I've had an unusually diverse career in research.
It all started when I was a teenager growing up in British Columbia, where deforestation was (and is) a serious issue. Climate change was also just starting to hit the news. The environment became the first public issue to really fire me up.
When I started university, I wasn't sure what I would study. I was reasonably good at mathematics and found physical sciences interesting, but I also liked literature and the humanities. At UVic I discovered the social sciences, and it was a revelation to me that I could examine environmental problems from a social (including political and economic) perspective. I followed my passion and became a sociologist. I also moved to California.

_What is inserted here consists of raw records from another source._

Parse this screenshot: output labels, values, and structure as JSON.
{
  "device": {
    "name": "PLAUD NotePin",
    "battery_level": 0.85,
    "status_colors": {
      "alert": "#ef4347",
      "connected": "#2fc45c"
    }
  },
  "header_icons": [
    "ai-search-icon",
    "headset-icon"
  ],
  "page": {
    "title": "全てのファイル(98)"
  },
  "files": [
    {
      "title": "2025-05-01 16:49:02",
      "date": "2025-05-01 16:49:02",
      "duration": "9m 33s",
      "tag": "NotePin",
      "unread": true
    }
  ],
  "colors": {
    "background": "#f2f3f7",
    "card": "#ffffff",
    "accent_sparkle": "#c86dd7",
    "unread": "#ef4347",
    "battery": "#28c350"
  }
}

In the 1990s and early 2000s the hot issue was globalization, and everyone--including me -- thought it had potentially huge implications. I decided to write my PhD dissertation about the politics of globalization. Why did governments that had so often suppressed globalization in the past suddenly want it so badly? I looked at this question from the perspective of Canada, the U.S., and Mexico, interviewing more than one hundred people who helped build and shape free trade in North America.
After finishing my PhD at U.C. Berkeley and a postdoc in San Diego, I took my first faculty job -- at Bristol University, in England. Based in the geography department, I got the chance to return to my first passion -- the environment -- while working closely with world-leading natural and physical scientists. I also added skills in data analysis, taking advantage of the exceptional expertise at Bristol in multilevel modelling. I began crunching numbers, and found myself studying trust: something I now see as central to pretty much any and every social issue.

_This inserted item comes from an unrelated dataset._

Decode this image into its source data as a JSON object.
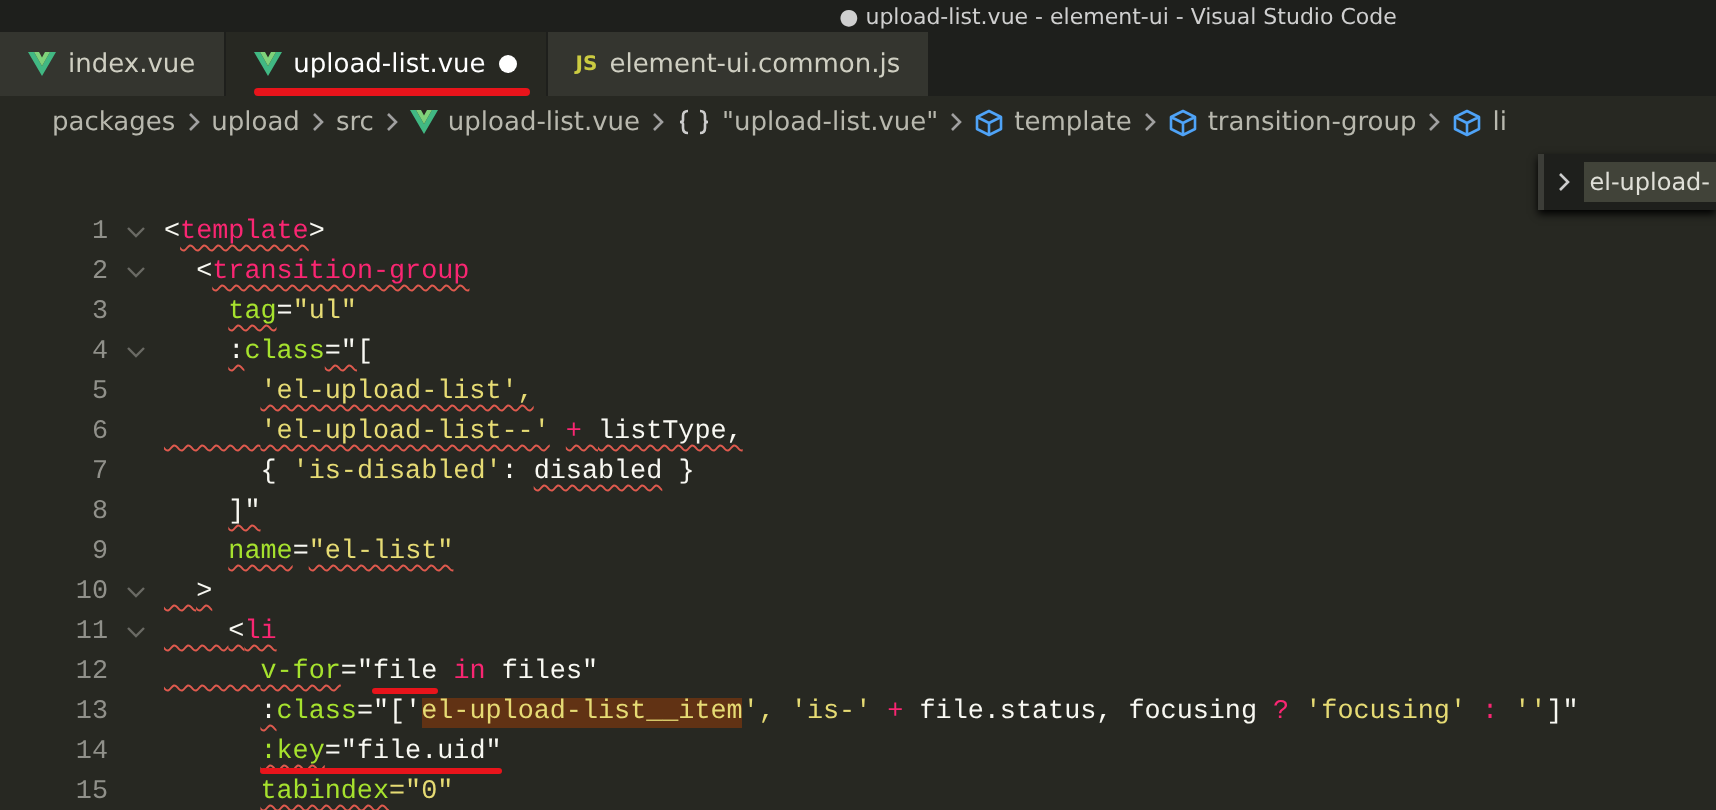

Most recently, in 2017, I moved to beautiful northern Sweden, and took a job as a full professor at Umeå University -- back in my original discipline of sociology. Here I am now pursuing a diversity of projects, including in new areas like immigration, but above all on public attitudes towards environmental policy.
My message is simple: Environmental policy works great, and we just don't do it enough. My research investigates how public attitudes influence what governments do (and too often don't do) about environmental problems.